Thankfully the remaining ballads are of a much higher quality. Stone co-wrote neo-traditional weeper “This Empty House” and brings palpable pain to his vocal performance. This would’ve been a home run if the steel had been more pronounced and heavier while Stone’s vocal is a bit too quiet.

The most outstanding and easily the strongest of the album cuts is Bucky Jones, Red Lane, and Royce Porter’s “Ain’t Your Memory Got No Pride At All.” The neo-traditional production is fabulous and Stone delivers one of the project’s strongest vocals. This should’ve been the single in place of “Made for Loving You,” and I bet it would’ve done really well.

There’s nothing wrong with an album that ties itself this closely to mainstream trends per se, but you wouldn’t know that from listening to From The Heart. Stone and Johnson highlight the worst of commercial country, forgoing any attempts to create a project with a long shelf life. Considering his contemporaries released everything from Hearts In Armor (Trisha Yearwood), I Still Believe In You (Vince Gill), The Chase (Garth Brooks), and A Lot About Livin’ (and A Little ‘Bout Love) (Alan Jackson) that same year, this is as mailed in as efforts get.

Grade: B- 

Album Review: Sammy Kershaw – ‘Haunted Heart’

Sammy Kershaw’s sophomore effort reunited him with producers Buddy Cannon and Norro Wilson, whose collaboration had helped Don’t Go Near The Water achieve platinum-level sales. 1993’s Haunted Heart continues in a similar vein. It too achieved platinum status, but it also improved upon its predecessor’s inconsistent success with country radio; all of Haunted Heart’s four singles landed in the Top 10, unlike Sammy’s previous effort which had produced only two Top 10 hits.

Straight out of the box, the catchy lead single “She Don’t Know She’s Beautiful”, written by Bob McDill and Paul Harrison, rose all the way to #1, becoming the first and only chart-topper of Kershaw’s career. The upbeat title track was the album’s worst performing single, peaking at #9, while the similar sounding “Queen Of My Double Wide Trailer” performed slightly better, reaching #7. The latter song, written by Dennis Linde, is marred by somewhat cliched and silly lyrics, but its catchy beat makes it enjoyable nonetheless. The fourth and final single, “I Can’t Reach Her Anymore” is the best of the group and ranks right up there with “Yard Sale” as one of Kershaw’s best singles.

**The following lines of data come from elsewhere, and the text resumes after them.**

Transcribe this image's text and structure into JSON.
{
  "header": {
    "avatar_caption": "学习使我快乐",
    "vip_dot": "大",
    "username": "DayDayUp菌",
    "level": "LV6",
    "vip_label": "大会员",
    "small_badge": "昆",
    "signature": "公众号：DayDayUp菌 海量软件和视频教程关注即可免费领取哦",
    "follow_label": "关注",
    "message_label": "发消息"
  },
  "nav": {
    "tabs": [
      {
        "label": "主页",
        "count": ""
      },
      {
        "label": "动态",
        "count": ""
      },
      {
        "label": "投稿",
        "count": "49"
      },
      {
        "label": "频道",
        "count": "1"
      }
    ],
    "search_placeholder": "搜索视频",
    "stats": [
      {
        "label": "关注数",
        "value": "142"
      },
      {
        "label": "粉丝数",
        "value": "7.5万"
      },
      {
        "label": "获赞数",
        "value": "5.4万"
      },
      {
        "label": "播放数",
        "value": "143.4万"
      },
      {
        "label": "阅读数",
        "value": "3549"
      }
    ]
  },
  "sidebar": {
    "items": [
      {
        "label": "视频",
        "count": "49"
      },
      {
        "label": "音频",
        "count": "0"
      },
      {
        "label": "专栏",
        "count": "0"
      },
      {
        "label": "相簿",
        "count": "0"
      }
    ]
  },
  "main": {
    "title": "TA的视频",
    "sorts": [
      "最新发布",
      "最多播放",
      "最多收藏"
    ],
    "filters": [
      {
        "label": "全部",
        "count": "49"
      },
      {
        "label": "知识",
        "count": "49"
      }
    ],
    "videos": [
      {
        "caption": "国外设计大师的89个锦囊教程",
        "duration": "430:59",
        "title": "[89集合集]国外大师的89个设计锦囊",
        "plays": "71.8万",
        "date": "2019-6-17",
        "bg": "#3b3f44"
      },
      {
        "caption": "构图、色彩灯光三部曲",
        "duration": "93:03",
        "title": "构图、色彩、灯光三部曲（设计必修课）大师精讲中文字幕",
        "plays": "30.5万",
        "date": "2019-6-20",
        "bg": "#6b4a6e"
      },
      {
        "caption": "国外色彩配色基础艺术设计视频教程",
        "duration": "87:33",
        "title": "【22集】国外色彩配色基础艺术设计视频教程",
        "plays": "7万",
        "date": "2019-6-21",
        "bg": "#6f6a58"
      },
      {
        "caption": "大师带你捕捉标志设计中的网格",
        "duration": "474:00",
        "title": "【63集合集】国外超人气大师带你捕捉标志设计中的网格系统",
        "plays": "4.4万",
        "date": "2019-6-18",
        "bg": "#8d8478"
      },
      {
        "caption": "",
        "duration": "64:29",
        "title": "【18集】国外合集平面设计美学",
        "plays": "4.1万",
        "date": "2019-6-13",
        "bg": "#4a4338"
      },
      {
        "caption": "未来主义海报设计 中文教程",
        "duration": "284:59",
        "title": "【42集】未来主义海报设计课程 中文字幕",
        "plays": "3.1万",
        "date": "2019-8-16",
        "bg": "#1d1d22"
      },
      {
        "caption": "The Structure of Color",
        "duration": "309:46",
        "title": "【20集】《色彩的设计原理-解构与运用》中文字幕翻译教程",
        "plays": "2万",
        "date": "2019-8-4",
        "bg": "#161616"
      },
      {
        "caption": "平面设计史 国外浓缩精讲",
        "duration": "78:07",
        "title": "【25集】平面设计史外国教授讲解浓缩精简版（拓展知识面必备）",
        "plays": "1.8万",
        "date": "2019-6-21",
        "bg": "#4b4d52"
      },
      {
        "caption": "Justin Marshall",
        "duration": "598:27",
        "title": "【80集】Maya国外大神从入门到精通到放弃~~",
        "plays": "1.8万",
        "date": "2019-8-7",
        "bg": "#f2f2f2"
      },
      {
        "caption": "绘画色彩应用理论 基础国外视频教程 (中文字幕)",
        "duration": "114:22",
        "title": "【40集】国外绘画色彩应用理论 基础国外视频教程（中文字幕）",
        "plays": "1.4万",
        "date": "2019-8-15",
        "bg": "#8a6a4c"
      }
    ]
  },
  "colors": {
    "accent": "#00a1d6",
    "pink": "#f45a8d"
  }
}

Aside from the hit singles, Haunted Heart is noteworthy for some of its supporting personnel. The legendary Weldon Myrick, famous for his work with Connie Smith, plays steel guitar on that album, and one of the background vocalists is Sammy’s labelmate, the then largely unknown Shania Twain. She can be heard most prominently on the excellent Dean Dillon and Danny Kees composition “What Might Have Been”. It’s too bad that Shania’s own discography doesn’t contain material like this. Another standout track is the beautiful ballad “Still Lovin’ You”, which despite its inclusion on Sammy’s 1995 The Hits: Chapter 1 compilation, was never released as a single. The steel guitar track and Melonie Cannon’s harmony vocals are beautiful.

However, not all of the album’s material is stellar; there are two duds in particular — the novelty tune “Neon Leon” which really wears thin with repeated listenings, and “You’ve Got A Lock On My Heart”, which was written by producer Buddy Cannon with Larry Bastian. Heavy on electric guitar, it’s the least traditional song on the album. Another artist might have made it work, but it’s a stretch for Sammy and it really doesn’t fit well with the rest of the album. All is forgiven however, with the closing track, a contemporary take on the Bill Monroe classic “Cry, Cry Darlin'”. Unlike the original, this version does not have a bluegrass arrangement; the electric guitar is a bit intrusive at times, but the pedal steel and harmony vocals are superb.

Casual Sammy Kershaw fans may be content to own just his hits compilations, but there are enough gems among this collection’s album cuts to make it worth purchasing. It can be easily obtained at bargain prices.

Grade: A-